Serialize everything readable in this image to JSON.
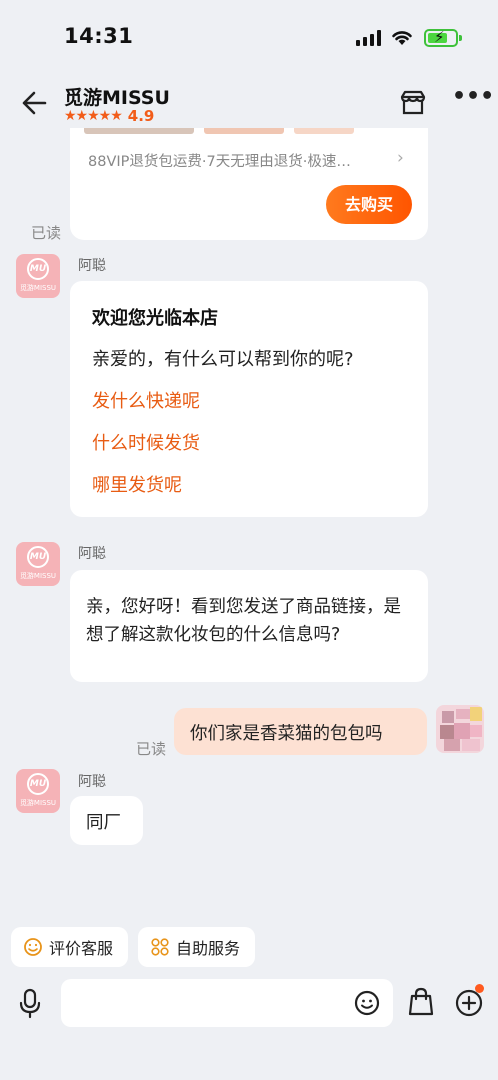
{
  "status_bar": {
    "time": "14:31"
  },
  "header": {
    "shop_name": "觅游MISSU",
    "stars": "★★★★★",
    "rating": "4.9"
  },
  "product_card": {
    "services": "88VIP退货包运费·7天无理由退货·极速…",
    "buy_label": "去购买"
  },
  "read_label": "已读",
  "avatar_brand": "觅游MISSU",
  "avatar_mark": "MU",
  "messages": [
    {
      "sender": "阿聪",
      "title": "欢迎您光临本店",
      "text": "亲爱的，有什么可以帮到你的呢?",
      "quick_questions": [
        "发什么快递呢",
        "什么时候发货",
        "哪里发货呢"
      ]
    },
    {
      "sender": "阿聪",
      "text": "亲，您好呀！看到您发送了商品链接，是想了解这款化妆包的什么信息吗?"
    },
    {
      "from": "me",
      "text": "你们家是香菜猫的包包吗"
    },
    {
      "sender": "阿聪",
      "text": "同厂"
    }
  ],
  "actions": [
    {
      "label": "评价客服",
      "icon": "smile-icon"
    },
    {
      "label": "自助服务",
      "icon": "grid-icon"
    }
  ],
  "input": {
    "placeholder": ""
  },
  "colors": {
    "accent": "#f25c19",
    "link": "#e85c13",
    "my_bubble": "#fde1d3",
    "background": "#eef0f4"
  }
}
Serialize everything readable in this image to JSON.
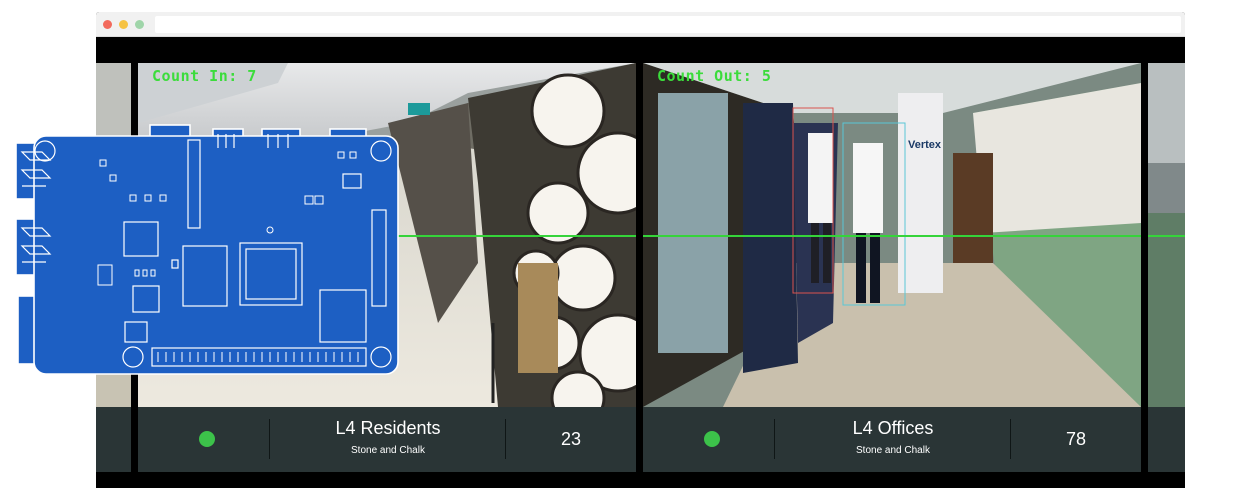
{
  "cameras": [
    {
      "overlay_top": "",
      "overlay_label": "Count In: 7",
      "name": "L4 Residents",
      "subtitle": "Stone and Chalk",
      "count": "23",
      "status": "online"
    },
    {
      "overlay_top": "",
      "overlay_label": "Count Out: 5",
      "name": "L4 Offices",
      "subtitle": "Stone and Chalk",
      "count": "78",
      "status": "online"
    }
  ],
  "signage": {
    "vertex_logo": "Vertex"
  },
  "colors": {
    "status_online": "#3cc24a",
    "overlay_text": "#3bdc3b",
    "footer_bg": "#2a3536",
    "board_blue": "#1d5fc3"
  },
  "icons": {
    "board": "raspberry-pi-board-icon"
  }
}
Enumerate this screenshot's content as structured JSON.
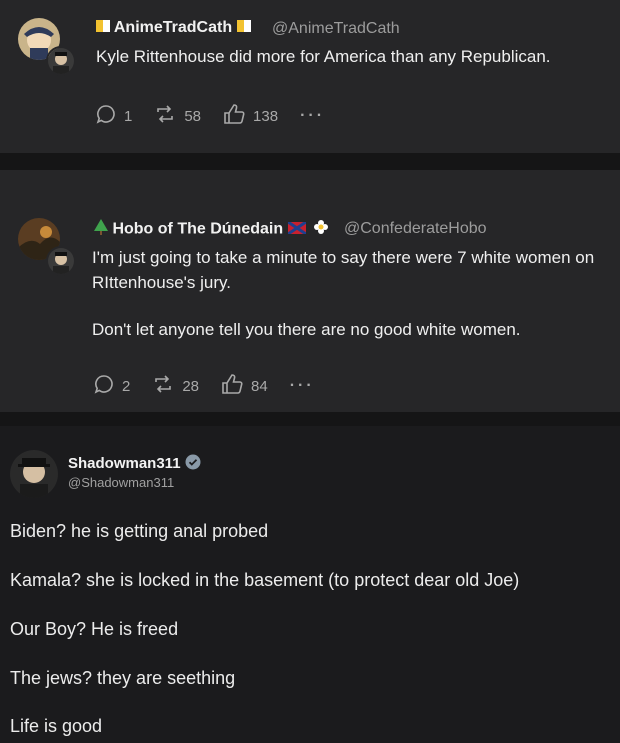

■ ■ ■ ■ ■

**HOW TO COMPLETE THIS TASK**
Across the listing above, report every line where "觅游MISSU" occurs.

**RESULT OF THE EXERCISE**
    "shop_name": "觅游MISSU",
  "avatar_brand": "觅游MISSU",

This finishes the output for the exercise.